_Work required_.
Reproduce the data that follows character for character, but omit its pictures.

Items from an interface collection:
^^^^^^^^^^^^^^^^

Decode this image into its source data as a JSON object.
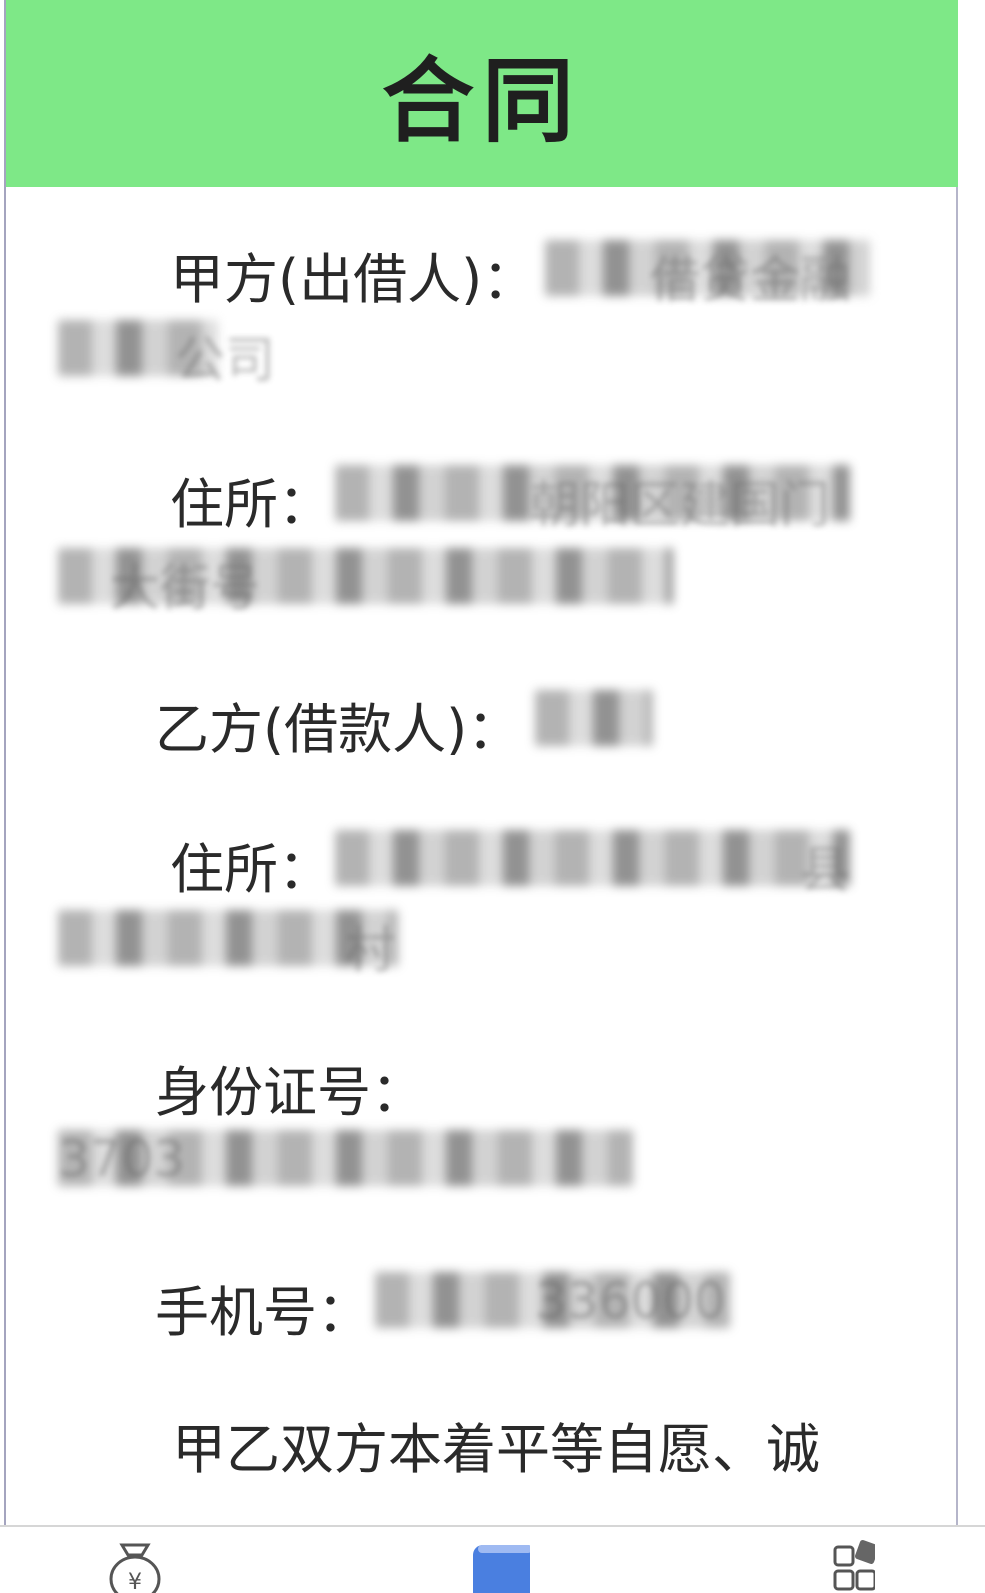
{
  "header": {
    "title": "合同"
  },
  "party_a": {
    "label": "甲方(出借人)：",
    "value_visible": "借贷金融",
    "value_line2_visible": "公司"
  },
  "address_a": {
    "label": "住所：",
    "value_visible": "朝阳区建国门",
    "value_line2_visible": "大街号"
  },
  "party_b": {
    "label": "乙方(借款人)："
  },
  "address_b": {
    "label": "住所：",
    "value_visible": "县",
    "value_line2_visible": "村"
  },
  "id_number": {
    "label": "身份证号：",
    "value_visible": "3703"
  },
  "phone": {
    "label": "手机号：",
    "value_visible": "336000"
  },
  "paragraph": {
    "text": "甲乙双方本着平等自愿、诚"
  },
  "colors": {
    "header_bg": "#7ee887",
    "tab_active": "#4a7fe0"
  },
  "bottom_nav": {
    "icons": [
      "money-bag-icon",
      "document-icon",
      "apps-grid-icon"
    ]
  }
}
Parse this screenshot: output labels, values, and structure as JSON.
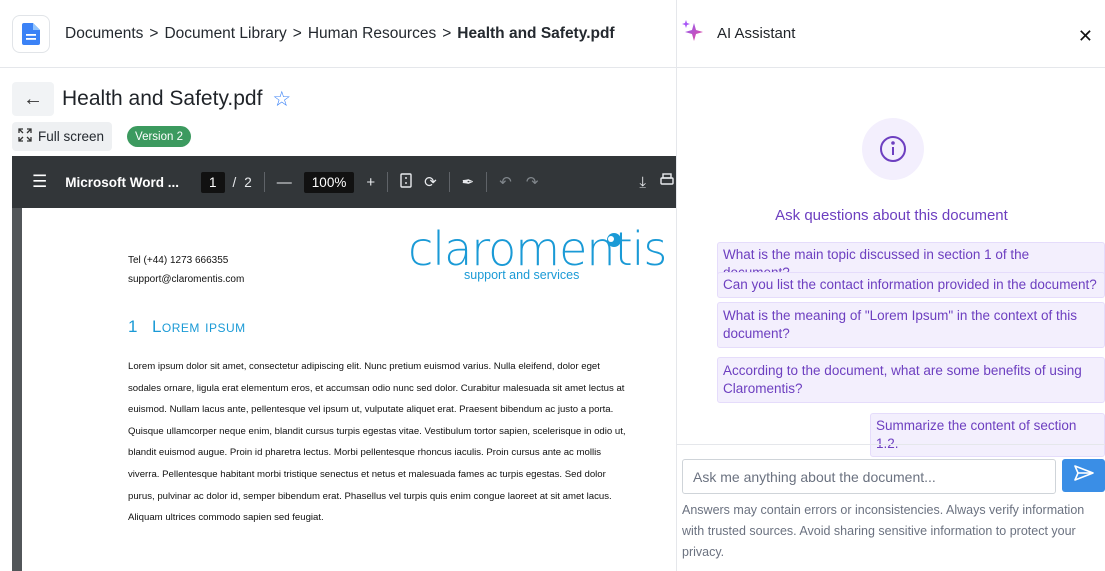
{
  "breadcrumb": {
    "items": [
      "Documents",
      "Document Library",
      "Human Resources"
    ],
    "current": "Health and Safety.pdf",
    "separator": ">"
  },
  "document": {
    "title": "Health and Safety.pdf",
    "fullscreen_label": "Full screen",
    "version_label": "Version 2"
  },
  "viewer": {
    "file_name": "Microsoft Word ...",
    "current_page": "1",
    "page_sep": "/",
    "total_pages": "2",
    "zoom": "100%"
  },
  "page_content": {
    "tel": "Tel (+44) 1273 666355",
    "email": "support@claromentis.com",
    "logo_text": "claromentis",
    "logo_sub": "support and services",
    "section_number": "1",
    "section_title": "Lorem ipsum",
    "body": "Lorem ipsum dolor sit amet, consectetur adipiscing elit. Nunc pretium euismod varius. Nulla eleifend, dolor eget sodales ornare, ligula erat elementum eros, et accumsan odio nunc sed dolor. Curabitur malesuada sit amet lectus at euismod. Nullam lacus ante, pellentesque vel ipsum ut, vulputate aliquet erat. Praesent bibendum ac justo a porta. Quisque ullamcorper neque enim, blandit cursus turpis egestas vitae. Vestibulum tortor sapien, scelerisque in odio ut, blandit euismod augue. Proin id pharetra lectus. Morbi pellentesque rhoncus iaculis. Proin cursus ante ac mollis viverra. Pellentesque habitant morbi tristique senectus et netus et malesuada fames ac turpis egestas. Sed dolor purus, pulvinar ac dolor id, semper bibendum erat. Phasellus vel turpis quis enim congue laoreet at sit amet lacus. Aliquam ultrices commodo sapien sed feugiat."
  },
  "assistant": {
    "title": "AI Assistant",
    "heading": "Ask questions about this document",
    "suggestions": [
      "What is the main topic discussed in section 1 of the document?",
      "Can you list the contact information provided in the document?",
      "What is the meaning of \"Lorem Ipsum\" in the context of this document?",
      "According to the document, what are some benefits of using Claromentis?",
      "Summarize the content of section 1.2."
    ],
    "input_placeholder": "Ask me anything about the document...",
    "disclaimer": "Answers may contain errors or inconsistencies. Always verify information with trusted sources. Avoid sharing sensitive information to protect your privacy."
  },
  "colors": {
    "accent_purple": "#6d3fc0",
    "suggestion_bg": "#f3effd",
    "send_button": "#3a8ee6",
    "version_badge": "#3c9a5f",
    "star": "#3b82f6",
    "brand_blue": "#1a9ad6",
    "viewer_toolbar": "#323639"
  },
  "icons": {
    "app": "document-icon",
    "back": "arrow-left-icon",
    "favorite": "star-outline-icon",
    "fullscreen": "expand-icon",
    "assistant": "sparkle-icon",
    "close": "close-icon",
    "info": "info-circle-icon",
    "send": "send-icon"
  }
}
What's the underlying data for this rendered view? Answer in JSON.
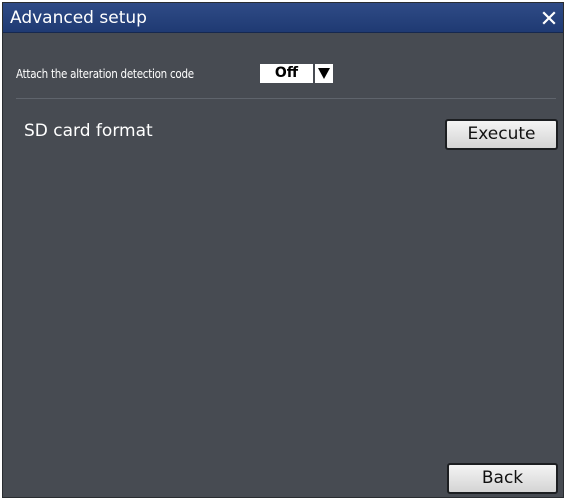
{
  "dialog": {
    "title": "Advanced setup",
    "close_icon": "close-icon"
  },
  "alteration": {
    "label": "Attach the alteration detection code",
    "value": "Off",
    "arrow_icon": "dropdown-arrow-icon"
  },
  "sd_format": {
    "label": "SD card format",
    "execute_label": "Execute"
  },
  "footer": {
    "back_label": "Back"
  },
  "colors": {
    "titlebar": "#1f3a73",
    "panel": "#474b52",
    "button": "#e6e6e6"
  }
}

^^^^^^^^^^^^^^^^

_Answer section_.
Decode this image into its source data as a JSON object.
{
  "header": {
    "title": "合同"
  },
  "party_a": {
    "label": "甲方(出借人)：",
    "value_visible": "借贷金融",
    "value_line2_visible": "公司"
  },
  "address_a": {
    "label": "住所：",
    "value_visible": "朝阳区建国门",
    "value_line2_visible": "大街号"
  },
  "party_b": {
    "label": "乙方(借款人)："
  },
  "address_b": {
    "label": "住所：",
    "value_visible": "县",
    "value_line2_visible": "村"
  },
  "id_number": {
    "label": "身份证号：",
    "value_visible": "3703"
  },
  "phone": {
    "label": "手机号：",
    "value_visible": "336000"
  },
  "paragraph": {
    "text": "甲乙双方本着平等自愿、诚"
  },
  "colors": {
    "header_bg": "#7ee887",
    "tab_active": "#4a7fe0"
  },
  "bottom_nav": {
    "icons": [
      "money-bag-icon",
      "document-icon",
      "apps-grid-icon"
    ]
  }
}
Parse this screenshot: output labels, values, and structure as JSON.
{
  "breadcrumb": {
    "items": [
      "Documents",
      "Document Library",
      "Human Resources"
    ],
    "current": "Health and Safety.pdf",
    "separator": ">"
  },
  "document": {
    "title": "Health and Safety.pdf",
    "fullscreen_label": "Full screen",
    "version_label": "Version 2"
  },
  "viewer": {
    "file_name": "Microsoft Word ...",
    "current_page": "1",
    "page_sep": "/",
    "total_pages": "2",
    "zoom": "100%"
  },
  "page_content": {
    "tel": "Tel (+44) 1273 666355",
    "email": "support@claromentis.com",
    "logo_text": "claromentis",
    "logo_sub": "support and services",
    "section_number": "1",
    "section_title": "Lorem ipsum",
    "body": "Lorem ipsum dolor sit amet, consectetur adipiscing elit. Nunc pretium euismod varius. Nulla eleifend, dolor eget sodales ornare, ligula erat elementum eros, et accumsan odio nunc sed dolor. Curabitur malesuada sit amet lectus at euismod. Nullam lacus ante, pellentesque vel ipsum ut, vulputate aliquet erat. Praesent bibendum ac justo a porta. Quisque ullamcorper neque enim, blandit cursus turpis egestas vitae. Vestibulum tortor sapien, scelerisque in odio ut, blandit euismod augue. Proin id pharetra lectus. Morbi pellentesque rhoncus iaculis. Proin cursus ante ac mollis viverra. Pellentesque habitant morbi tristique senectus et netus et malesuada fames ac turpis egestas. Sed dolor purus, pulvinar ac dolor id, semper bibendum erat. Phasellus vel turpis quis enim congue laoreet at sit amet lacus. Aliquam ultrices commodo sapien sed feugiat."
  },
  "assistant": {
    "title": "AI Assistant",
    "heading": "Ask questions about this document",
    "suggestions": [
      "What is the main topic discussed in section 1 of the document?",
      "Can you list the contact information provided in the document?",
      "What is the meaning of \"Lorem Ipsum\" in the context of this document?",
      "According to the document, what are some benefits of using Claromentis?",
      "Summarize the content of section 1.2."
    ],
    "input_placeholder": "Ask me anything about the document...",
    "disclaimer": "Answers may contain errors or inconsistencies. Always verify information with trusted sources. Avoid sharing sensitive information to protect your privacy."
  },
  "colors": {
    "accent_purple": "#6d3fc0",
    "suggestion_bg": "#f3effd",
    "send_button": "#3a8ee6",
    "version_badge": "#3c9a5f",
    "star": "#3b82f6",
    "brand_blue": "#1a9ad6",
    "viewer_toolbar": "#323639"
  },
  "icons": {
    "app": "document-icon",
    "back": "arrow-left-icon",
    "favorite": "star-outline-icon",
    "fullscreen": "expand-icon",
    "assistant": "sparkle-icon",
    "close": "close-icon",
    "info": "info-circle-icon",
    "send": "send-icon"
  }
}
What's the underlying data for this rendered view? Answer in JSON.
{
  "dialog": {
    "title": "Advanced setup",
    "close_icon": "close-icon"
  },
  "alteration": {
    "label": "Attach the alteration detection code",
    "value": "Off",
    "arrow_icon": "dropdown-arrow-icon"
  },
  "sd_format": {
    "label": "SD card format",
    "execute_label": "Execute"
  },
  "footer": {
    "back_label": "Back"
  },
  "colors": {
    "titlebar": "#1f3a73",
    "panel": "#474b52",
    "button": "#e6e6e6"
  }
}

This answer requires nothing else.